“The basic [Odysseyware] courses, if they weren’t aligned to the Missouri standards, provided a basic course that isn’t very rigorous or challenging,” Dr. Michele Condon, KSD superintendent, said. “All classes at KHS are pretty challenging, so we wanted to have online coursework that reflected what KHS provides in the classroom.”

The newfound workload with LAUNCH also comes with a stricter schedule. According to Ave, students would receive a phone call every 24 hours they did not log onto the class, and late work would automatically receive a 10 percent deduction.

“At one point I was camping, and went in the car and typed up an essay,” Ave said. “It was a family camping trip. We could have been chilling and talking by a campfire, but I was in the car by myself typing an essay.”

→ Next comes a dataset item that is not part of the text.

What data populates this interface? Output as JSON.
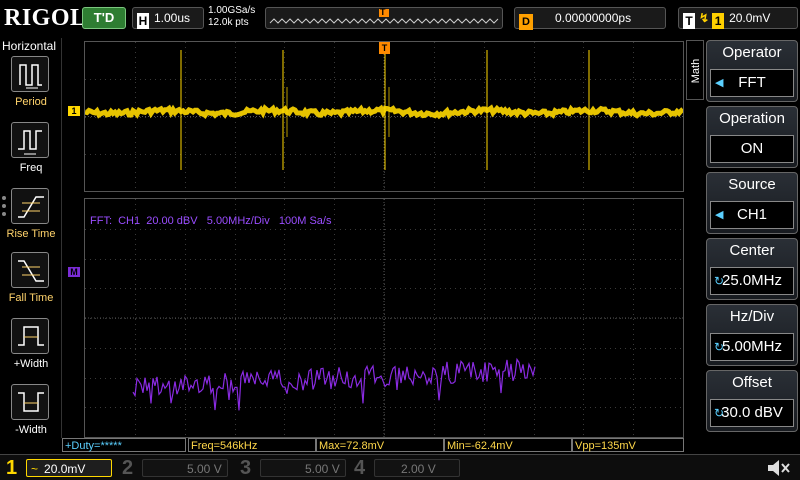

This modernized software has not only been adopted by the KSD but also by 70 other school districts in Missouri. Created by staff from the Springfield School District, LAUNCH online courses fit Missouri curriculum standards and allows for more changes to be made by Kirkwood instructors, unlike out-of-state based Odysseyware.

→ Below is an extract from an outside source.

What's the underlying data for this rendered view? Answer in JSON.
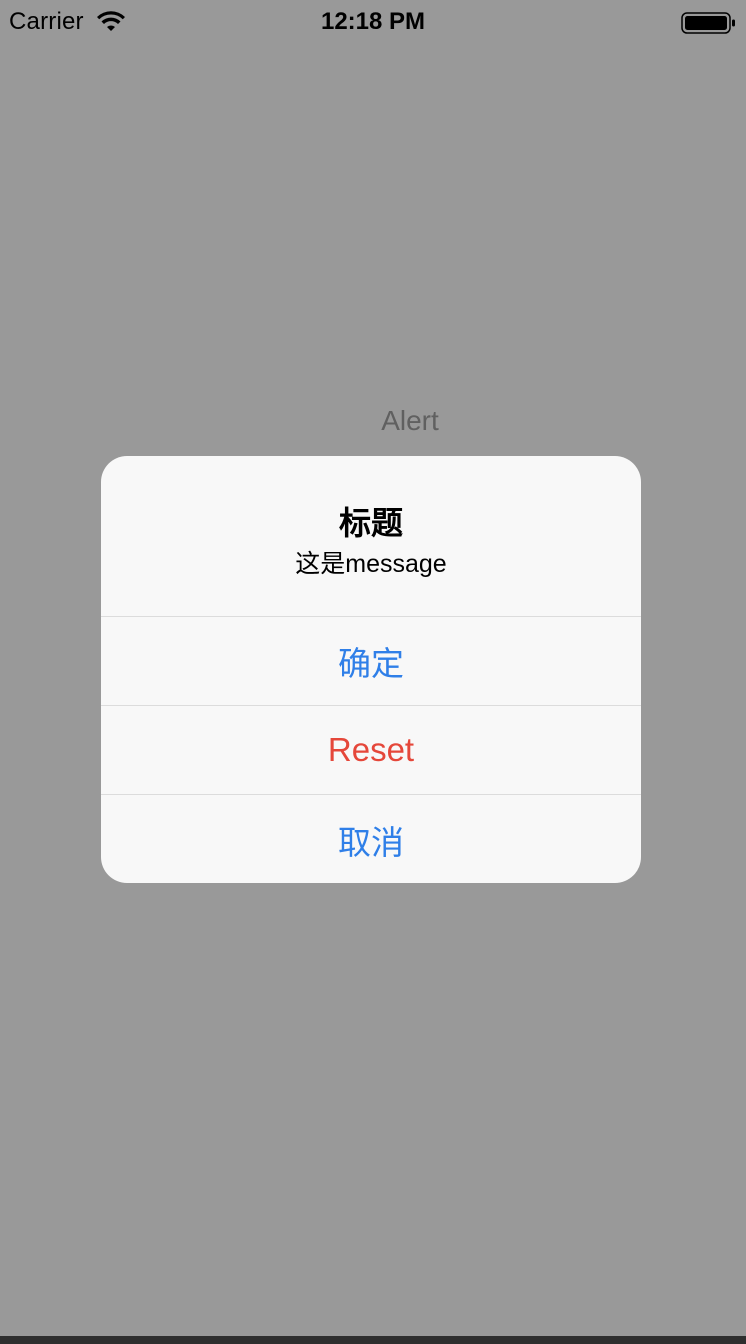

“You had the ability to work ahead, but because the workload was so much, I never got around to doing that.”

“One of the things LAUNCH offers us is the ability to have Kirkwood staff closely invested with KHS students,” Dr. Michael Gavin, KSD director of learning and innovation, said. “I think Kirkwood is effective because of the caring, prepared, thoughtful, knowledgeable teachers [and] this system allows us to keep the continuity in a different setting.”

No matter how someone views the change in programs, the switch of programs is significant, especially for students. After enrolling in LAUNCH through their grade-level counselors, students will experience multiple assignments per night instead of multiple choice. Two weeks to complete a course on Odysseyware, compared to two warnings before being removed from a LAUNCH course.

“If we don’t provide our students an opportunity to make a high quality online course in high school, then maybe we aren’t doing as much of a service for our kids as we should,” Condon said. “I think is an obligation we need to fulfill.”